Engineers Without Borders is drastically different now, ten years later than what we thought engineers should be doing in development. We don’t build water points anymore. As a matter of fact, we don’t build anything other than spreadsheets. We now have this innovative marketing campaign “Sponsor an African spreadsheet,” because we understand that the problems are not hardware problems, it’s all about that software side of things. It’s a really hard concept to get across to people, people still want to fund wells and schools, but it’s really about the software side of things, and it’s a lot longer process to fund those things; and it’s not sexy, but it works.

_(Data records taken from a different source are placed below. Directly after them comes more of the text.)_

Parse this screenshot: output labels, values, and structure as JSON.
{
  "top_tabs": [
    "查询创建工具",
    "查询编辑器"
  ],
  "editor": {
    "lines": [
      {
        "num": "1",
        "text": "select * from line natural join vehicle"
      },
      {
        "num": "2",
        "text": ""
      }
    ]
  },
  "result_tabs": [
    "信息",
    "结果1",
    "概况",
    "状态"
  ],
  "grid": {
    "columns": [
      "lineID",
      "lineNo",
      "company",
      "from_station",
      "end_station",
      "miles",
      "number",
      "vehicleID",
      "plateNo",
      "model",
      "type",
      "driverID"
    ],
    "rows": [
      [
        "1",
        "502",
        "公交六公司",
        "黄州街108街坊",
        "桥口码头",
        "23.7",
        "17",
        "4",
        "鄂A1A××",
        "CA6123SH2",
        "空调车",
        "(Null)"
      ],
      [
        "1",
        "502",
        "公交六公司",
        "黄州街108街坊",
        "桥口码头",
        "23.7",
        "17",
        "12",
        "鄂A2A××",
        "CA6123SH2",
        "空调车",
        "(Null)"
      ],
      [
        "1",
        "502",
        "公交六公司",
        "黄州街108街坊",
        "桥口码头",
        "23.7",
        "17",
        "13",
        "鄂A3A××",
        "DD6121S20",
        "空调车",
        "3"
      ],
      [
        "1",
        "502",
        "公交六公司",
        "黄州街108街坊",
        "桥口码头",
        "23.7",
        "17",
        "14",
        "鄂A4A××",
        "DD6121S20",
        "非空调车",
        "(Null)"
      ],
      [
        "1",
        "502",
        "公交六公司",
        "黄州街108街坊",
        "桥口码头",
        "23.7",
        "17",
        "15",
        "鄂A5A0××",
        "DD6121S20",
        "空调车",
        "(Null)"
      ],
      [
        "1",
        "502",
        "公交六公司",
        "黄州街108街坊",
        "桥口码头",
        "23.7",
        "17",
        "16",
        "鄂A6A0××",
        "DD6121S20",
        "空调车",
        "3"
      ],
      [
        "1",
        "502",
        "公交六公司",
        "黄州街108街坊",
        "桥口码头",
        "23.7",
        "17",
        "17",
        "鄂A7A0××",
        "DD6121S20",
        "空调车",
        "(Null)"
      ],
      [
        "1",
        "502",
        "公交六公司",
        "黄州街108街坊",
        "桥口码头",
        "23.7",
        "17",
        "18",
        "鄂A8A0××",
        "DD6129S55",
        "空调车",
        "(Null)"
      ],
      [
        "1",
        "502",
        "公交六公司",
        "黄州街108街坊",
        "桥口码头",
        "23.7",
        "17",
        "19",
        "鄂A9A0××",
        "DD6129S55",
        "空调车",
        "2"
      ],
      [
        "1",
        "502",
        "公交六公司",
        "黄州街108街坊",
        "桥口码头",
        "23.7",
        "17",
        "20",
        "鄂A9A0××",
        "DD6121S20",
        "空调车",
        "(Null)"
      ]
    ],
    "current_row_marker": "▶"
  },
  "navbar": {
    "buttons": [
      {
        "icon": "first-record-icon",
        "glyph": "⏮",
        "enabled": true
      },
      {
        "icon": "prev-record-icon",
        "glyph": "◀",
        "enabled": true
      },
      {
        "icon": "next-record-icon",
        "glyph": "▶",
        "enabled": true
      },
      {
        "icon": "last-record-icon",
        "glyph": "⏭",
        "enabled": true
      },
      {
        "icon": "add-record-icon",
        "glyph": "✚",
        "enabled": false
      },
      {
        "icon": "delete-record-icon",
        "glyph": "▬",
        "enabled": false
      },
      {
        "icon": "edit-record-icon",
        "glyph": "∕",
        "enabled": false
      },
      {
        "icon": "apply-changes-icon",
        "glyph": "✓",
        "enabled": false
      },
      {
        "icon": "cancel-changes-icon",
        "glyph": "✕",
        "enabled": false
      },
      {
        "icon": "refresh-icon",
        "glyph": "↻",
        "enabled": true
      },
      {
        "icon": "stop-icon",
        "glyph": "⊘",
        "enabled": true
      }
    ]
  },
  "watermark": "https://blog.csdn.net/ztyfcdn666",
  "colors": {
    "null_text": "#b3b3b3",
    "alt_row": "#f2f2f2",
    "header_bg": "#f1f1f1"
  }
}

So the next thing that happened is our staff members were really excited about sharing this failure internally but we still were not doing a good job of letting other people know, and some of our very courageous field staff were getting upset at the management because other projects were going to make the same failures and they weren’t learning. So they pushed our management staff — and we were nervous about it — about publishing our failures, but for the last three years, Engineers Without Borders has published an annual failure report citing our biggest failures.
At first I am asked, “How did your donors think?” and I think how would my donors feel if they knew that the money they’ve spent and saved up, and generously donated, had had no impact? And you know, that’s tough. Our donors felt that too. But once they started reading the failures, they understood the power of those lessons learned and realized it’s an injustice not to be sharing these.
Then we realized that not everyone reads reports so we built a website, admittingfailure.com. This is for all organizations to come, and start admitting their failures, and to start having a discussion about failure. The concept is catching on. The Harvard Business Review just last month published their first review focused on failure. Two big companies lately have also dealt with failure. I’m talking to my friends in other sectors and they tell me, oh, it’s not just the development sector that has these challenges, and we got across a lot of other sectors, and two companies had lot of big failures lately, and what’s interesting about them is that one of them publicly admitted their failure and talked about what they’ve learned from it, what they’re going to do next time. The other one tried not to talk about it at all. I think it will be interesting looking forward to see which of those strategies works.
I’d like to ask people to, first of all, think about how does your organization think about and share failure. Maybe ask the person next to you because I think it can generate really interesting conversations.
And lastly, I’d like to turn back to this question that was asked, “Has aid failed?” I think I’ll say that, for me, the answer is yes, but only because it hasn’t failed enough.